The year 2015 is not so old but already two of the major influences in the chemical and vegetable oils shipping business have, sadly, passed away – Jacob Stolt-Nielsen in February and Abraham Odfjell in March. I worked for both of them and admired them greatly although they were very different personalities.

Jacob Stolt-Nielsen was the visionary who started the chemical tanker business on a worldwide track and developed it into a major industry, so much so that it now occupies its own, very dominant segment of the tanker industry. He grew Stolt-Nielsen into the largest company of its kind and handed it over to his son Niels G Stolt-Nielsen in excellent shape.
Abraham Odfjell led a split from the Odfjell family group and, together with Johnson Line of Sweden, started and grew Jo Tankers into a leading operator in the chemical tanker business. Always conscious of the dramatic ups-and-downs in the industry, he maintained a strong, and privately owned company through bad times as well as good.

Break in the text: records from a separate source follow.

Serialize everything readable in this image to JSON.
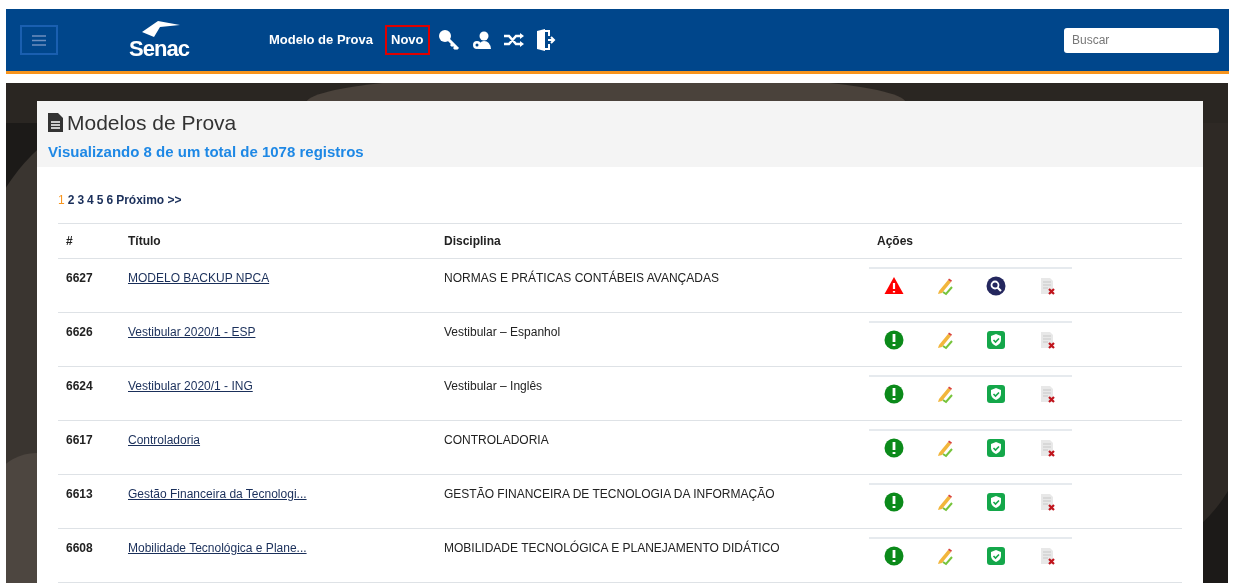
{
  "navbar": {
    "logo": "Senac",
    "menu_items": [
      {
        "label": "Modelo de Prova",
        "selected": false
      },
      {
        "label": "Novo",
        "selected": true
      }
    ],
    "search": {
      "placeholder": "Buscar"
    }
  },
  "panel": {
    "title": "Modelos de Prova",
    "subtitle": "Visualizando 8 de um total de 1078 registros"
  },
  "pagination": {
    "pages": [
      {
        "label": "1",
        "selected": true
      },
      {
        "label": "2",
        "selected": false
      },
      {
        "label": "3",
        "selected": false
      },
      {
        "label": "4",
        "selected": false
      },
      {
        "label": "5",
        "selected": false
      },
      {
        "label": "6",
        "selected": false
      }
    ],
    "next": "Próximo >>"
  },
  "table": {
    "columns": [
      "#",
      "Título",
      "Disciplina",
      "Ações"
    ],
    "rows": [
      {
        "id": "6627",
        "title": "MODELO BACKUP NPCA",
        "discipline": "NORMAS E PRÁTICAS CONTÁBEIS AVANÇADAS",
        "actions": [
          {
            "kind": "warning"
          },
          {
            "kind": "edit"
          },
          {
            "kind": "search"
          },
          {
            "kind": "delete"
          }
        ]
      },
      {
        "id": "6626",
        "title": "Vestibular 2020/1 - ESP",
        "discipline": "Vestibular – Espanhol",
        "actions": [
          {
            "kind": "alert"
          },
          {
            "kind": "edit"
          },
          {
            "kind": "approved"
          },
          {
            "kind": "delete"
          }
        ]
      },
      {
        "id": "6624",
        "title": "Vestibular 2020/1 - ING",
        "discipline": "Vestibular – Inglês",
        "actions": [
          {
            "kind": "alert"
          },
          {
            "kind": "edit"
          },
          {
            "kind": "approved"
          },
          {
            "kind": "delete"
          }
        ]
      },
      {
        "id": "6617",
        "title": "Controladoria",
        "discipline": "CONTROLADORIA",
        "actions": [
          {
            "kind": "alert"
          },
          {
            "kind": "edit"
          },
          {
            "kind": "approved"
          },
          {
            "kind": "delete"
          }
        ]
      },
      {
        "id": "6613",
        "title": "Gestão Financeira da Tecnologi...",
        "discipline": "GESTÃO FINANCEIRA DE TECNOLOGIA DA INFORMAÇÃO",
        "actions": [
          {
            "kind": "alert"
          },
          {
            "kind": "edit"
          },
          {
            "kind": "approved"
          },
          {
            "kind": "delete"
          }
        ]
      },
      {
        "id": "6608",
        "title": "Mobilidade Tecnológica e Plane...",
        "discipline": "MOBILIDADE TECNOLÓGICA E PLANEJAMENTO DIDÁTICO",
        "actions": [
          {
            "kind": "alert"
          },
          {
            "kind": "edit"
          },
          {
            "kind": "approved"
          },
          {
            "kind": "delete"
          }
        ]
      }
    ]
  }
}
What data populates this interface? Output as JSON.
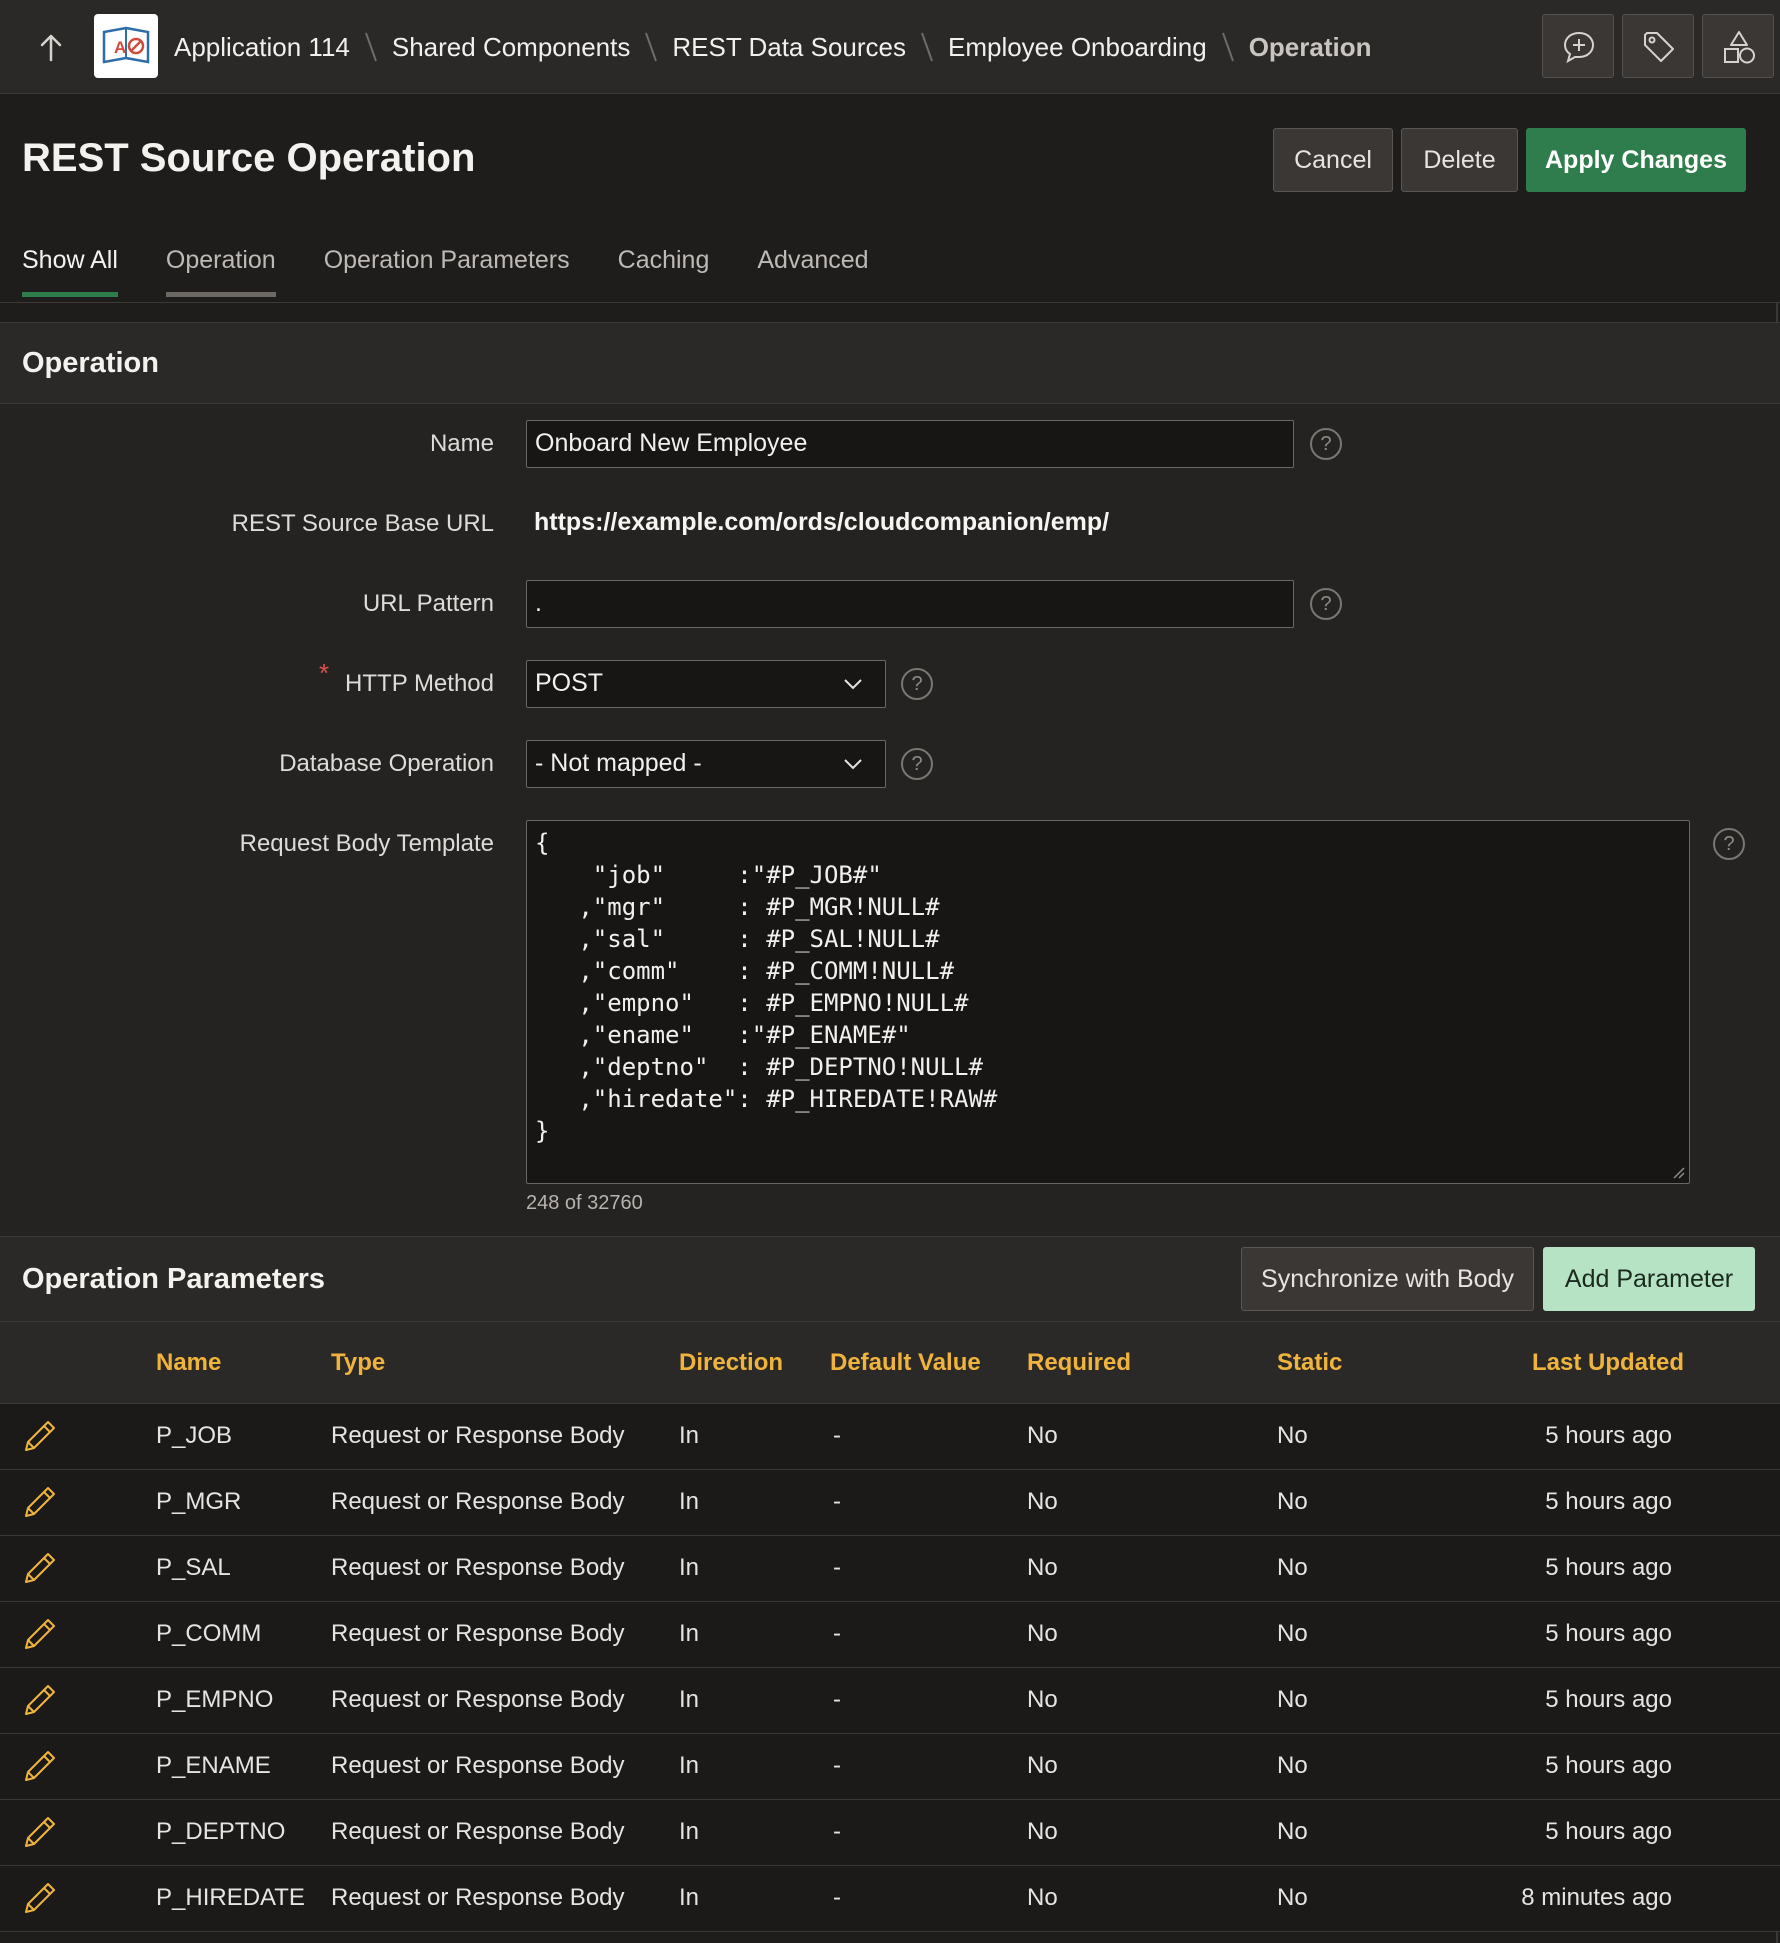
{
  "breadcrumb": {
    "items": [
      "Application 114",
      "Shared Components",
      "REST Data Sources",
      "Employee Onboarding"
    ],
    "current": "Operation"
  },
  "icons": {
    "up": "arrow-up-icon",
    "app": "app-builder-icon",
    "toolbar": [
      "add-comment-icon",
      "tag-icon",
      "shapes-icon"
    ]
  },
  "page": {
    "title": "REST Source Operation",
    "buttons": {
      "cancel": "Cancel",
      "delete": "Delete",
      "apply": "Apply Changes"
    }
  },
  "tabs": [
    "Show All",
    "Operation",
    "Operation Parameters",
    "Caching",
    "Advanced"
  ],
  "operation": {
    "region_title": "Operation",
    "fields": {
      "name_label": "Name",
      "name_value": "Onboard New Employee",
      "base_url_label": "REST Source Base URL",
      "base_url_value": "https://example.com/ords/cloudcompanion/emp/",
      "url_pattern_label": "URL Pattern",
      "url_pattern_value": ".",
      "http_method_label": "HTTP Method",
      "http_method_value": "POST",
      "db_op_label": "Database Operation",
      "db_op_value": "- Not mapped -",
      "body_label": "Request Body Template",
      "body_lines": [
        "{",
        "    \"job\"     :\"#P_JOB#\"",
        "   ,\"mgr\"     : #P_MGR!NULL#",
        "   ,\"sal\"     : #P_SAL!NULL#",
        "   ,\"comm\"    : #P_COMM!NULL#",
        "   ,\"empno\"   : #P_EMPNO!NULL#",
        "   ,\"ename\"   :\"#P_ENAME#\"",
        "   ,\"deptno\"  : #P_DEPTNO!NULL#",
        "   ,\"hiredate\": #P_HIREDATE!RAW#",
        "}"
      ],
      "counter": "248 of 32760",
      "help": "?"
    }
  },
  "params": {
    "region_title": "Operation Parameters",
    "buttons": {
      "sync": "Synchronize with Body",
      "add": "Add Parameter"
    },
    "columns": [
      "Name",
      "Type",
      "Direction",
      "Default Value",
      "Required",
      "Static",
      "Last Updated"
    ],
    "rows": [
      [
        "P_JOB",
        "Request or Response Body",
        "In",
        "-",
        "No",
        "No",
        "5 hours ago"
      ],
      [
        "P_MGR",
        "Request or Response Body",
        "In",
        "-",
        "No",
        "No",
        "5 hours ago"
      ],
      [
        "P_SAL",
        "Request or Response Body",
        "In",
        "-",
        "No",
        "No",
        "5 hours ago"
      ],
      [
        "P_COMM",
        "Request or Response Body",
        "In",
        "-",
        "No",
        "No",
        "5 hours ago"
      ],
      [
        "P_EMPNO",
        "Request or Response Body",
        "In",
        "-",
        "No",
        "No",
        "5 hours ago"
      ],
      [
        "P_ENAME",
        "Request or Response Body",
        "In",
        "-",
        "No",
        "No",
        "5 hours ago"
      ],
      [
        "P_DEPTNO",
        "Request or Response Body",
        "In",
        "-",
        "No",
        "No",
        "5 hours ago"
      ],
      [
        "P_HIREDATE",
        "Request or Response Body",
        "In",
        "-",
        "No",
        "No",
        "8 minutes ago"
      ]
    ]
  },
  "colors": {
    "accent_green": "#2f7d4d",
    "add_button": "#b6e3c4",
    "column_header": "#f0b43c",
    "required_star": "#d9534f"
  }
}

When looking at the fleet of chemical tankers today, I notice that 1986 was almost the end of the era of the initial series of parcel tankers built with centre tanks of stainless steel and wing tanks with zinc silicate coatings. This configuration allowed a full cargo of phosphoric acid or sulphuric acid to be carried in the centre tanks. The zinc-coated wing tanks allowed cargoes of methanol or vegetable oils to be carried as back-hauls.

1986 saw Stolt-Nielsen take delivery of a series of five 38,700 dwt ships of this type built in the Daewoo yard in Korea, all with stainless steel centre tanks and zinc silicate wing tanks; and all are still sailing. With the new, more stringent regulations, they are mainly only using the centre tanks. I am proud to have been involved in the initial stages of their design process, trying to assess the ideal number and size of tanks to cover all aspects of the business. They were delivered five years after I left Stolt-Nielsen.

The year also saw the last of the initial series of ships built to join the Jo Tankers fleet. She was the Jo Brevik of 33,500 dwt, built in Norway’s Ankerlokken shipyard for a company called Borgestad, specifically for Jo Tankers and to a Jo Tankers design with two sister ships preceding her. Also with stainless steel centre tanks and zinc silicate wing tanks, she has since been converted to a fully double hull ship and is sailing for Odfjell Tankers as the Bow Viking. She is currently on the market for sale.

Jo Tankers
It was the announcement that the Bow Viking was for sale that prompted me to look at the development of Jo Tankers up to the time she was built. All of the ships I refer to here have stainless steel centre tanks and zinc silicate wing tanks.

Following the split from the Odfjell group, Abraham Odfjell under the company name JO Odfjell, made an agreement with the large Swedish Shipping Group ‘Johnson Line’ to build two large parcel tankers of about 38,000 dwt and to run them together as a joint venture. Johnson Line ordered their two ships from the Kockums shipyard in Malmo, Sweden. These were named Johnson Chemstar and Johnson Chemsun of 37,500 dwt each and were delivered in 1980.

Odfjell ordered their two ships from the BMV yard in Bergen, named Jo Lonn and Jo Birk, 39,000 dwt each, and both were delivered in 1982. Subsequently JO Odfjell received an offer from the yard to build a third sister ship there and she was delivered in 1983 as Jo Oak. Both the Kockums yard and the BMV yard closed their doors after building these ships, having lost a lot of money in the process.

In the meantime, JO Odfjell had noticed another ship of similar construction being built in the Ankerlokken yard on the west coast of Norway. At that time the yard was in two locations and built ships in two halves, the bow in Forde and the stern in Floro, these being welded together in Floro. There was also a large rock between the slipway and the fitting-out berth that limited the beam of the ships to 29.5 metres instead of the customary 32 metres.

The ship under construction was the Pollux. After being acquired by JO Odfjell, she was renamed Jo Clipper on delivery in early 1982. At the same time Johnson Line decided to order one sister to the Jo Clipper. This was the Johnson Chemspan delivered in 1982.

Finally two smaller ships of 17,500 dwt were ordered from the Nakskov yard in Denmark, these were the Jo Cypress, delivered in April 1983 and later sold to Ultragas of Chile and renamed Vicuna; and the Johnson Chemstream, delivered in August 1983 and later sold to SPIC of India.

 


 

© 2017 Global Oil & Fats Business Online – gofbonline.com

Top